**Task details**
Show the lines below where "Cadastros" occurs.

**Listed entries**
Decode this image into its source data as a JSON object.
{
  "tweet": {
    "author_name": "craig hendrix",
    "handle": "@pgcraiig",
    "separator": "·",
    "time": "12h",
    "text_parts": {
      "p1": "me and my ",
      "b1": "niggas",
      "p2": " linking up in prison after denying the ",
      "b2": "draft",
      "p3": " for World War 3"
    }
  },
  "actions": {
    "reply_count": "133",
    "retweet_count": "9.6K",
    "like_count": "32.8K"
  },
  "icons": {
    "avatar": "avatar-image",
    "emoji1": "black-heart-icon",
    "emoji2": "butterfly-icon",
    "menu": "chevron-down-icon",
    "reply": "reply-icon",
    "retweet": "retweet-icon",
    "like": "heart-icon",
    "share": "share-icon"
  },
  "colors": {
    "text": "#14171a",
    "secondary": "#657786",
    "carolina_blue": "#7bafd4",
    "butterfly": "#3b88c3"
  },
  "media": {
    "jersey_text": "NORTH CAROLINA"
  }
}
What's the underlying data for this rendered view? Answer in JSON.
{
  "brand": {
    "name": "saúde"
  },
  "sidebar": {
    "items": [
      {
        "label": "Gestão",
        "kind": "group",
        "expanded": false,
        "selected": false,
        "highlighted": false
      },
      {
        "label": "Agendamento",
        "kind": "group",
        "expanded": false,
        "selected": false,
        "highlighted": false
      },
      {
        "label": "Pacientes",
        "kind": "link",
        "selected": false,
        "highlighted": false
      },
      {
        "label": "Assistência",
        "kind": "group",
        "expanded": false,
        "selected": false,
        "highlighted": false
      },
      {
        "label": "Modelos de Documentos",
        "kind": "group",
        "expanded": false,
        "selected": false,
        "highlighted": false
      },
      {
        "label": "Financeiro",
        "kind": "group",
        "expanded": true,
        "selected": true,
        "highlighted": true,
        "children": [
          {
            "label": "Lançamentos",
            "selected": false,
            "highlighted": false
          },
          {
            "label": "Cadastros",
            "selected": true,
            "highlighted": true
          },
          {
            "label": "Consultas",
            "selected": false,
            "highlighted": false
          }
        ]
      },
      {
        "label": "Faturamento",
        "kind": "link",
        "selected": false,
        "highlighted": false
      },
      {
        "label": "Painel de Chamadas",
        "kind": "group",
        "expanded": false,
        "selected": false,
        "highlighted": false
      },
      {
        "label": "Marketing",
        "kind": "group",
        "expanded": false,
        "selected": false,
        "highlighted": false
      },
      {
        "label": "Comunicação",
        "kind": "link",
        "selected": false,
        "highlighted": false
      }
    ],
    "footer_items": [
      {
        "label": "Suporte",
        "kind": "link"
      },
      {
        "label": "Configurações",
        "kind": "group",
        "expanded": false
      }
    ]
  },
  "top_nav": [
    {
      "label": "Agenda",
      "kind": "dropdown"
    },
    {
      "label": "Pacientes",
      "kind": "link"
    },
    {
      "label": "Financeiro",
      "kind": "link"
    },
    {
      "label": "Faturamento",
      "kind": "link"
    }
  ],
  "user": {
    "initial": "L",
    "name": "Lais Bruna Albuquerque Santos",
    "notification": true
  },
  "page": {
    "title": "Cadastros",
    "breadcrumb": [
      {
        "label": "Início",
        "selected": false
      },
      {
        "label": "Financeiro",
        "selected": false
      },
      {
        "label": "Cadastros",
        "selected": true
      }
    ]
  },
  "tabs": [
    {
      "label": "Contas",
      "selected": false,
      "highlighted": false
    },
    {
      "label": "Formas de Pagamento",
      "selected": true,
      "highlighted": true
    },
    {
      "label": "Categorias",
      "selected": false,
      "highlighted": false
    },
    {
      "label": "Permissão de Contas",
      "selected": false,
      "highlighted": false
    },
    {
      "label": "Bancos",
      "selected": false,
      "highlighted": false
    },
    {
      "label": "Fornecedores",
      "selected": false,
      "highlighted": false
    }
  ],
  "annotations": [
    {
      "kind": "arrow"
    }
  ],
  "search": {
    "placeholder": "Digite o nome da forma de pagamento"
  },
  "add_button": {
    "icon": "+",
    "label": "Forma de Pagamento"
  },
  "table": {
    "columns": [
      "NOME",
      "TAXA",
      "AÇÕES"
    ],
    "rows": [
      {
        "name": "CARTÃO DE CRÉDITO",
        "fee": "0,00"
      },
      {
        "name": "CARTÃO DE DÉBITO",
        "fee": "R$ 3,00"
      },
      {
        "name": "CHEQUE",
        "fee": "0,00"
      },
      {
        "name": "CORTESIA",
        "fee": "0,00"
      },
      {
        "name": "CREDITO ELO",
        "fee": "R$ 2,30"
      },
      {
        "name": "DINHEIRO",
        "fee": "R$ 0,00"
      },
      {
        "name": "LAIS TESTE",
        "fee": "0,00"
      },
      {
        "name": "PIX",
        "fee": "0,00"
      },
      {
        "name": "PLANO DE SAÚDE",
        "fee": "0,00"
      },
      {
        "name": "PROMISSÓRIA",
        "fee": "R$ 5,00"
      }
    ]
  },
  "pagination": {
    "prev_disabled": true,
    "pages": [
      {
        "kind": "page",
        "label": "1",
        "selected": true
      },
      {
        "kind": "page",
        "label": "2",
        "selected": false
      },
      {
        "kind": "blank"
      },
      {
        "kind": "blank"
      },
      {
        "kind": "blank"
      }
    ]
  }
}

**Result of the exercise**
            "label": "Cadastros",
    "title": "Cadastros",
        "label": "Cadastros",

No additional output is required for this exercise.